11/17/09: Why has the global response to swine flu been so politicized?
11/10/09: After the wall fell
11/03/09: Angela Merkel's Quiet Revolution
10/20/09: Will the President of Europe Be a Gifted Pol or a Compromising Bureaucrat?
09/29/09:What Is Iran Afraid Of?
09/22/09: Letting Europe Drift
09/17/09: Greed and fear are proving stronger than companies' commitment to free speech
09/08/09: Will Obama Fight For Afghanistan?
09/01/09: The Polish Prologue
08/20/09: Why Afghans Need a Vote
07/29/09: No Burqa For Clinton
07/14/09: The Summit of Green Futility
07/09/09: Obama Puts Medvedev Ahead of Putin
06/30/09: In Morocco, an alternative to Iran
06/23/09: An overlooked force in Iran
06/16/09: Some good in a bad election
06/09/09: Why Is the Right Doing So Well in Europe?
06/02/09: Is China Pulling Strings in North Korea?
05/26/09: What a Member of Parliament Deserves
04/22/09: The Twitter Revolution That Wasn't
04/14/09: Do we really need interactive exhibits to bring Jefferson to life?
04/07/09: No Nukes? No Thanks: Obama's odd obsession with universal nuclear disarmament
03/31/09: What's Loud, Unnecessary, and Costs $75 Million?
03/03/09: European Disunion
02/24/09: Who cares what Hillary Clinton says to China's leaders about human rights?
02/17/09: Witless protection
02/10/09: Our Ticket Out of Afghanistan
01/27/09:Why some foreigners can't believe Obama won the presidency fair and square
01/20/09: A Flight Test for All of Us
01/14/09: Europe's New Cold War
01/07/09: Pointless Peace Proposals

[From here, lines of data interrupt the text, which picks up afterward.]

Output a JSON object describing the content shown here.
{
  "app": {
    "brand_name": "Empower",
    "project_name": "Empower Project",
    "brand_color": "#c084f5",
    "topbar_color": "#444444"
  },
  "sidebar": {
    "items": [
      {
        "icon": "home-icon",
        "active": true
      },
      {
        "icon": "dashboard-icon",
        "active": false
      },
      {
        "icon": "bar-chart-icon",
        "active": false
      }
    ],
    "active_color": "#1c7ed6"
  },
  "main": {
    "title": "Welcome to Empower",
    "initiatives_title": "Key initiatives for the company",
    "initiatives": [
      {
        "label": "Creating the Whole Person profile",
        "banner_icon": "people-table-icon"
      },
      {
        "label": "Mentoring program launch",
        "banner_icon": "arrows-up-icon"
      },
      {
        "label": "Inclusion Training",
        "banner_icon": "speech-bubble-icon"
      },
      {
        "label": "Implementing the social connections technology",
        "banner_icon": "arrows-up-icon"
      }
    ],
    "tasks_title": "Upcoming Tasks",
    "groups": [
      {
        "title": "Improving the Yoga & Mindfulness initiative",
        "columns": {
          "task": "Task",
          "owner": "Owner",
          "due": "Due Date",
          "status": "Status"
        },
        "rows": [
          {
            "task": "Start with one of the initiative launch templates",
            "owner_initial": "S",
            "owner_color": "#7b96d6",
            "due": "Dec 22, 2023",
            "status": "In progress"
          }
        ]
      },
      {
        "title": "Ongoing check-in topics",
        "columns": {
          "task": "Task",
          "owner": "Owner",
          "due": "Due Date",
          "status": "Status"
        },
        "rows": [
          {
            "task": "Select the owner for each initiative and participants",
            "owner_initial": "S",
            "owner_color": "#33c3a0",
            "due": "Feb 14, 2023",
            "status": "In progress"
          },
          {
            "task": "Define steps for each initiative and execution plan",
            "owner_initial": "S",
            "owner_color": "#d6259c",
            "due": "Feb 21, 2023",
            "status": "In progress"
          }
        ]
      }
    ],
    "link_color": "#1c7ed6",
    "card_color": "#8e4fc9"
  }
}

12/30/08: The magnificent rhetorical legacy of the Founding Fathers
12/23/08: Do riots in Athens portend demonstrations in Paris and Cincinnati?

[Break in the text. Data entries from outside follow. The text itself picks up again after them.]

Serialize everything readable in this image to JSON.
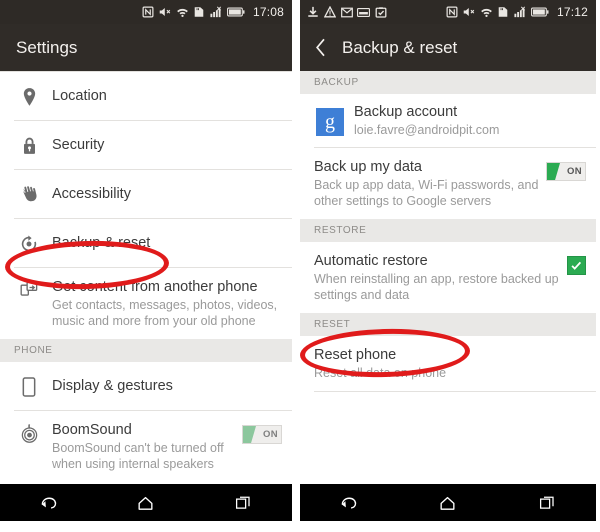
{
  "left_panel": {
    "status_bar": {
      "time": "17:08",
      "right_icons": [
        "nfc-icon",
        "volume-mute-icon",
        "wifi-icon",
        "sd-card-icon",
        "signal-bars-icon",
        "battery-icon"
      ],
      "left_icons": []
    },
    "title": "Settings",
    "items": [
      {
        "icon": "location-pin-icon",
        "title": "Location",
        "subtitle": ""
      },
      {
        "icon": "lock-icon",
        "title": "Security",
        "subtitle": ""
      },
      {
        "icon": "hand-icon",
        "title": "Accessibility",
        "subtitle": ""
      },
      {
        "icon": "backup-reset-icon",
        "title": "Backup & reset",
        "subtitle": ""
      },
      {
        "icon": "transfer-phone-icon",
        "title": "Get content from another phone",
        "subtitle": "Get contacts, messages, photos, videos, music and more from your old phone"
      }
    ],
    "section_phone": "PHONE",
    "phone_items": [
      {
        "icon": "phone-icon",
        "title": "Display & gestures",
        "subtitle": ""
      },
      {
        "icon": "boomsound-icon",
        "title": "BoomSound",
        "subtitle": "BoomSound can't be turned off when using internal speakers",
        "toggle": "ON"
      }
    ],
    "nav": [
      "back-icon",
      "home-icon",
      "recents-icon"
    ]
  },
  "right_panel": {
    "status_bar": {
      "time": "17:12",
      "left_icons": [
        "download-icon",
        "warning-icon",
        "mail-icon",
        "keyboard-icon",
        "task-check-icon"
      ],
      "right_icons": [
        "nfc-icon",
        "volume-mute-icon",
        "wifi-icon",
        "sd-card-icon",
        "signal-bars-icon",
        "battery-icon"
      ]
    },
    "title": "Backup & reset",
    "back_icon": "chevron-left-icon",
    "section_backup": "BACKUP",
    "backup_account": {
      "badge": "g",
      "title": "Backup account",
      "subtitle": "loie.favre@androidpit.com"
    },
    "backup_data": {
      "title": "Back up my data",
      "subtitle": "Back up app data, Wi-Fi passwords, and other settings to Google servers",
      "toggle": "ON"
    },
    "section_restore": "RESTORE",
    "auto_restore": {
      "title": "Automatic restore",
      "subtitle": "When reinstalling an app, restore backed up settings and data",
      "checked": true
    },
    "section_reset": "RESET",
    "reset_phone": {
      "title": "Reset phone",
      "subtitle": "Reset all data on phone"
    },
    "nav": [
      "back-icon",
      "home-icon",
      "recents-icon"
    ]
  },
  "annotations": {
    "highlight_1": "Backup & reset",
    "highlight_2": "Reset phone",
    "color": "#e01b1b"
  }
}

12/16/08: Breach of Trust: Bernard Madoff's massive fraud will cripple American capitalism
12/09/08: In praise of charismatic politicians
12/03/08: Moscow's Empire of Dust

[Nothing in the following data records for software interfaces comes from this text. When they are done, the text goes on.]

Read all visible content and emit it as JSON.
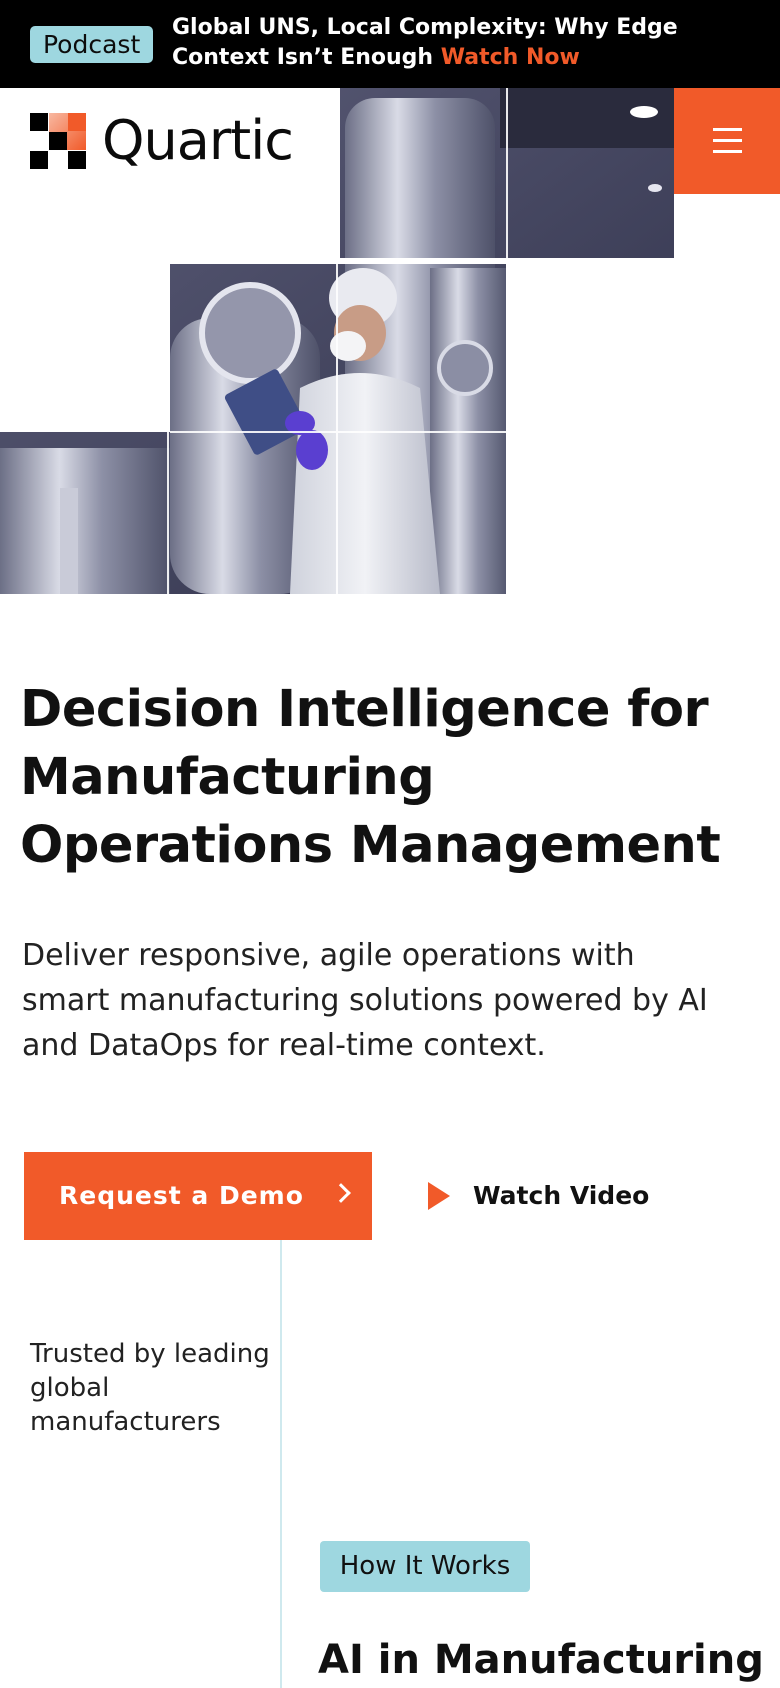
{
  "banner": {
    "badge": "Podcast",
    "text": "Global UNS, Local Complexity: Why Edge Context Isn’t Enough ",
    "cta": "Watch Now"
  },
  "header": {
    "logo_text": "Quartic",
    "menu_icon": "hamburger-menu-icon"
  },
  "hero": {
    "image_alt": "Worker in protective gear using a tablet beside stainless steel tanks",
    "headline": "Decision Intelligence for Manufacturing Operations Management",
    "subtext": "Deliver responsive, agile operations with smart manufacturing solutions powered by AI and DataOps for real-time context.",
    "primary_cta": "Request a Demo",
    "primary_cta_icon": "chevron-right-icon",
    "secondary_cta": "Watch Video",
    "secondary_cta_icon": "play-icon"
  },
  "trusted": {
    "text": "Trusted by leading global manufacturers"
  },
  "how_it_works": {
    "badge": "How It Works",
    "title": "AI in Manufacturing"
  },
  "colors": {
    "accent": "#f15a29",
    "badge_bg": "#9ed7e0",
    "banner_bg": "#000000"
  }
}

11/20/08: Getting Past Mythmaking In Georgia
11/12/08: In Praise of Political Rock Stars
10/03/08: Election Day myths you must resist
09/30/08: Not just a metaphor: Lehman Brothers was economic's 9/11
09/04/08: Class of '64
08/28/08: Did Hillary really help the Barack cause?
08/27/08: Show of Power, Indeed
08/19/08: What Is Russia Afraid Of?
08/13/08: When China Starved
08/11/08: Two of the world's rising powers are strutting their stuff
08/05/08: How Alexander Solzhenitsyn's The Gulag Archipelago changed the world
07/29/08:The Hour of Europe Tolls Again … But are European politicians up to the task?
07/15/08: Why Does Obama Want To Campaign in Berlin?
07/01/08: Citizen Athletes: How did a guy who can't speak Polish end up scoring Poland's only goal of Euro 2008?
06/24/08: Why do we expect presidential candidates to be kind?
06/17/08: Pity the Poor Eurocrats
06/12/08: Is the World Ready for a Black American President?
05/28/08: The Busiest Generation: America seems to value its children's status and achievements over their happiness
05/20/08: Leave Hitler Out of It: The craze for injecting the Nazis into political debate must end
05/13/08: A Drastic Remedy: The case for intervention in Burma
05/07/08: A Warning Shot From Moscow?
04/23/08: Radio to stay tuned to
04/17/08: China learns the price of a few weeks of global attention
04/01/08: Head scarves are potent political symbols
03/26/08: The Olympics are the perfect place for a protest
03/19/08: Could Tibet bring down modern China?
03/12/08: Have political autobiographies made us more susceptible to fake memoirs?
03/05/08: Why does Russia bother to hold elections?
02/20/08: Kosovo is a textbook example of the law of unintended consequences
02/06/08: A Craven Canterbury Tale
02/06/08: French prez' whirlwind romance reminds voters of his political recklessness
© 2009, Anne Applebaum. By permission of the author